Despite their essential role, child care workers are among the lowest-paid workers in the country, according to a new analysis from EPI senior economist Elise Gould. In Child care workers aren’t earning enough to make ends meet, Gould examines the characteristics of child care workers, including demographics, how much they earn, whether they receive benefits, and whether they are able to make ends meet.
“While quality child care is a large expense, it’s not because child care workers are overpaid,” said Gould. “Despite the critical role they play in the economy, child care workers are some of the lowest-paid workers in the country. We need a bold solution to improve the working conditions of child care workers and make child care accessible at the same time.”
Key findings of the report include:
- There are 1.2 million child care workers, which includes workers caring for children in day care centers, in preschools, as nannies, and through religious organizations.
- 95.6 percent of child care workers are female, and child care workers are disproportionately people of color.
- The median hourly wage for child care workers is $10.31, 39.3 percent lower than workers in other occupations.
- Child care workers rarely receive benefits such as health insurance or pension coverage.
- Over one-third of child care workers live below twice the poverty line, which is often used as a cutoff for whether a family is able to make ends meet.
The paper contains several interactive maps that show, among other facts, that:

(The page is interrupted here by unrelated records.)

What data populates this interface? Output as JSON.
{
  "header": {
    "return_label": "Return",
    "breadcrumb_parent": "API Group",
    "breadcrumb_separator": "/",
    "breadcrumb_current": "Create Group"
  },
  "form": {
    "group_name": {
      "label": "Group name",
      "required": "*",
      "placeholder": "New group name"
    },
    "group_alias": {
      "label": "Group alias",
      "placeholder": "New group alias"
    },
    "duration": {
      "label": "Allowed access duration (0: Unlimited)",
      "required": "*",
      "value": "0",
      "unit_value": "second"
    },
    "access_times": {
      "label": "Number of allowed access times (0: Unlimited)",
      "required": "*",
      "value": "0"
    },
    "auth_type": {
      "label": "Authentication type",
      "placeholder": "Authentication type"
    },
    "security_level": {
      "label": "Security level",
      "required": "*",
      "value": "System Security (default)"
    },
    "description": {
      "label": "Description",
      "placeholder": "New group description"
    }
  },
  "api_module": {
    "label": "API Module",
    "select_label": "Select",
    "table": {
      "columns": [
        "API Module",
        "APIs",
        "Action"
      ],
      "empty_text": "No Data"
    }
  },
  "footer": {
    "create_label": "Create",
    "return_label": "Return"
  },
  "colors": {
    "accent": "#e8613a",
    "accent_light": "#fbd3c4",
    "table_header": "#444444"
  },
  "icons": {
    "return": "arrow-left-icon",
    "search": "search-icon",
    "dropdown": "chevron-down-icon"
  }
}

- In the majority of metro and rural areas across the country, more than 90 percent of child care workers (excluding preschool workers) cannot meet the requirements of their local one-person family budget.
- In 32 states and the District of Columbia, center-based infant care costs are equal to more than one-third of a typical preschool worker’s earnings.
- In 21 states and the District of Columbia, non-preschool child care workers would have to spend over half of their annual earnings to pay for center-based infant care.
Child care workers are critical to the U.S. economy. The availability of high-quality child care lets parents pursue employment outside the home and gives children a stimulating and nurturing environment to learn and grow in. It is crucial to pay child care workers decent wages in order to attract and retain the best workers.
Policies to solve the problems of low pay for child care workers on the one hand and the high cost of child care on the other should be considered at all levels of government. Solutions should be at the scale of the problem, and could range from income-based subsidies to public provision of child care.